◆ **PROMPT**
Where in the data does the word "dots" appear? Find those lines and copy them.

[Element data from apps and pages]

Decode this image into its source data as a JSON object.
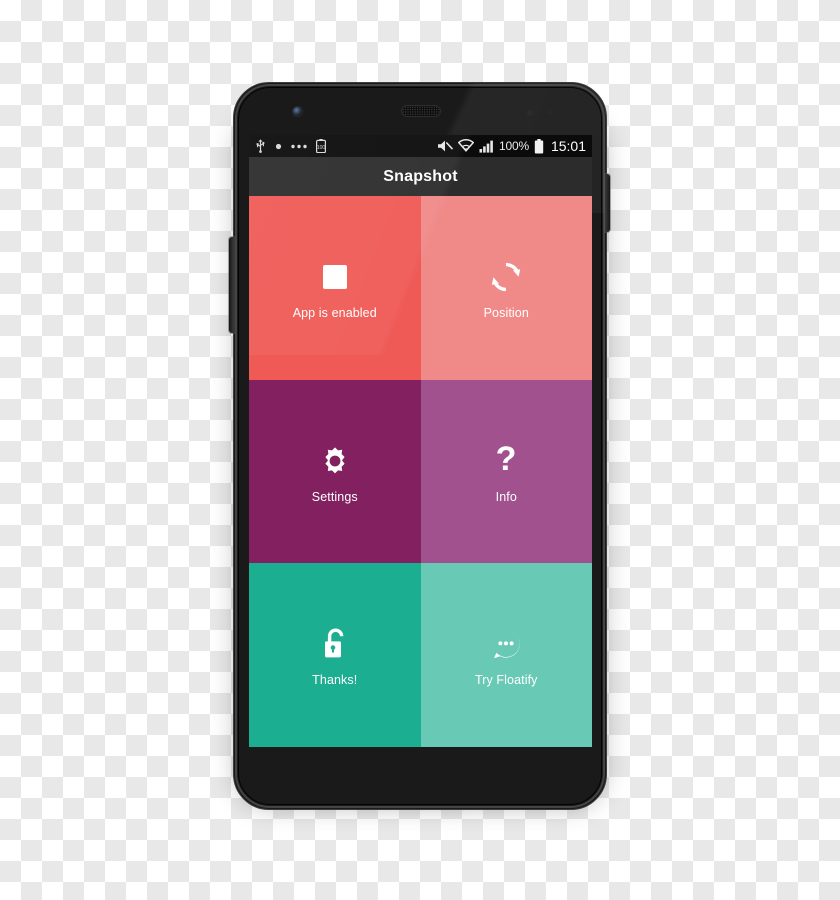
{
  "app": {
    "title": "Snapshot"
  },
  "status_bar": {
    "left_icons": [
      "usb-icon",
      "dot-icon",
      "more-dots-icon",
      "battery-saver-icon"
    ],
    "right_icons": [
      "mute-icon",
      "wifi-icon",
      "signal-icon"
    ],
    "battery_percent": "100%",
    "battery_icon": "battery-full-icon",
    "clock": "15:01"
  },
  "tiles": [
    {
      "label": "App is enabled",
      "icon": "stop-square-icon",
      "color": "#EF5A56"
    },
    {
      "label": "Position",
      "icon": "sync-rotate-icon",
      "color": "#F08A89"
    },
    {
      "label": "Settings",
      "icon": "gear-icon",
      "color": "#82206090"
    },
    {
      "label": "Info",
      "icon": "question-mark-icon",
      "color": "#A1518D"
    },
    {
      "label": "Thanks!",
      "icon": "unlock-icon",
      "color": "#1CAE91"
    },
    {
      "label": "Try Floatify",
      "icon": "chat-bubble-dots-icon",
      "color": "#68C9B5"
    }
  ],
  "colors": {
    "tile_1": "#EF5A56",
    "tile_2": "#F08A89",
    "tile_3": "#822060",
    "tile_4": "#A1518D",
    "tile_5": "#1CAE91",
    "tile_6": "#68C9B5",
    "action_bar": "#2C2C2C",
    "status_bar": "#0B0B0B",
    "device_body": "#1A1A1A"
  }
}
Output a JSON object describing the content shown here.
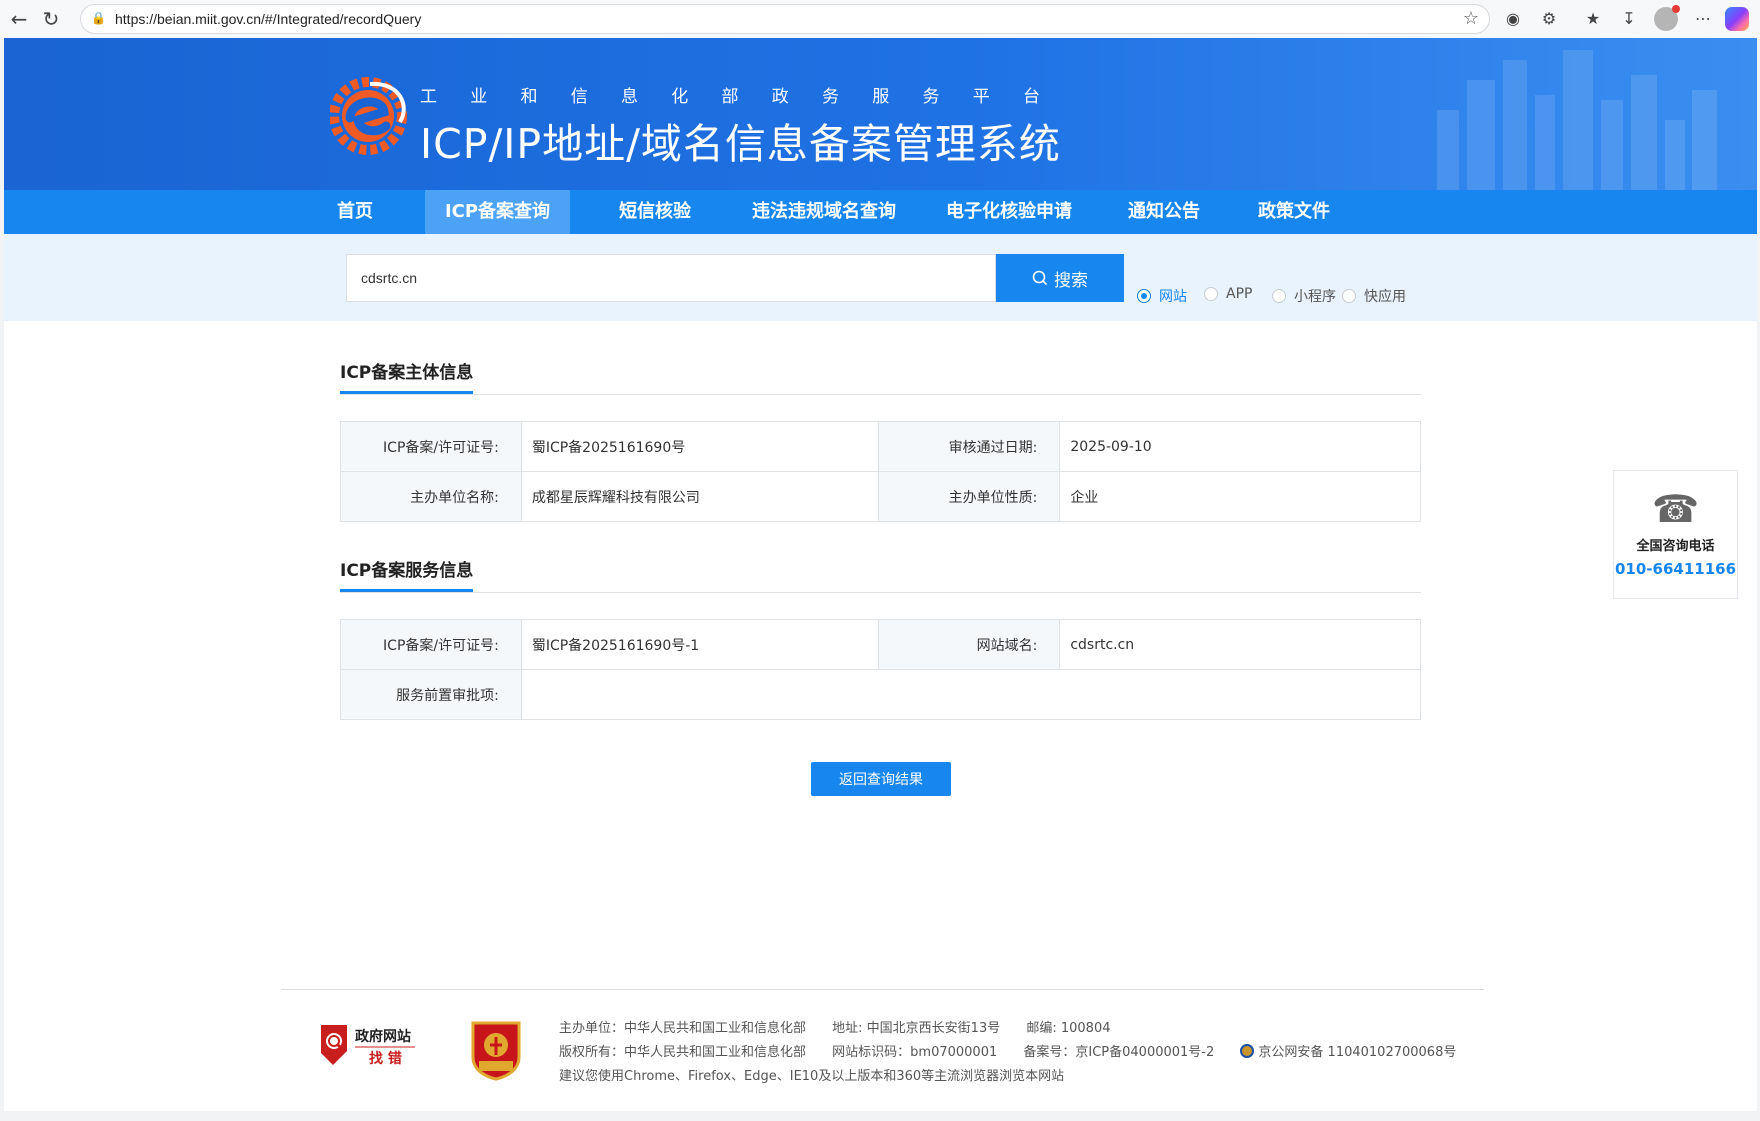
{
  "browser": {
    "url": "https://beian.miit.gov.cn/#/Integrated/recordQuery"
  },
  "header": {
    "subtitle_chars": [
      "工",
      "业",
      "和",
      "信",
      "息",
      "化",
      "部",
      "政",
      "务",
      "服",
      "务",
      "平",
      "台"
    ],
    "title": "ICP/IP地址/域名信息备案管理系统"
  },
  "menu": {
    "items": [
      {
        "label": "首页"
      },
      {
        "label": "ICP备案查询"
      },
      {
        "label": "短信核验"
      },
      {
        "label": "违法违规域名查询"
      },
      {
        "label": "电子化核验申请"
      },
      {
        "label": "通知公告"
      },
      {
        "label": "政策文件"
      }
    ],
    "active": "ICP备案查询"
  },
  "search": {
    "value": "cdsrtc.cn",
    "button_label": "搜索",
    "options": [
      "网站",
      "APP",
      "小程序",
      "快应用"
    ],
    "selected": "网站"
  },
  "subject": {
    "title": "ICP备案主体信息",
    "license_label": "ICP备案/许可证号:",
    "license_value": "蜀ICP备2025161690号",
    "date_label": "审核通过日期:",
    "date_value": "2025-09-10",
    "org_label": "主办单位名称:",
    "org_value": "成都星辰辉耀科技有限公司",
    "nature_label": "主办单位性质:",
    "nature_value": "企业"
  },
  "service": {
    "title": "ICP备案服务信息",
    "license_label": "ICP备案/许可证号:",
    "license_value": "蜀ICP备2025161690号-1",
    "domain_label": "网站域名:",
    "domain_value": "cdsrtc.cn",
    "approval_label": "服务前置审批项:",
    "approval_value": ""
  },
  "back_button": "返回查询结果",
  "contact": {
    "label": "全国咨询电话",
    "number": "010-66411166"
  },
  "footer": {
    "gov_logo_top": "政府网站",
    "gov_logo_bottom": "找 错",
    "party_logo_text": "党政机关",
    "host": "主办单位：中华人民共和国工业和信息化部",
    "address": "地址: 中国北京西长安街13号",
    "postcode": "邮编: 100804",
    "copyright": "版权所有：中华人民共和国工业和信息化部",
    "site_id": "网站标识码：bm07000001",
    "record": "备案号：京ICP备04000001号-2",
    "police": "京公网安备 11040102700068号",
    "browser_tip": "建议您使用Chrome、Firefox、Edge、IE10及以上版本和360等主流浏览器浏览本网站"
  },
  "colors": {
    "primary": "#1786ef",
    "banner": "#1f72e4"
  }
}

◆ **RESPONSE AREA**
      "more-dots-icon",
      "icon": "chat-bubble-dots-icon",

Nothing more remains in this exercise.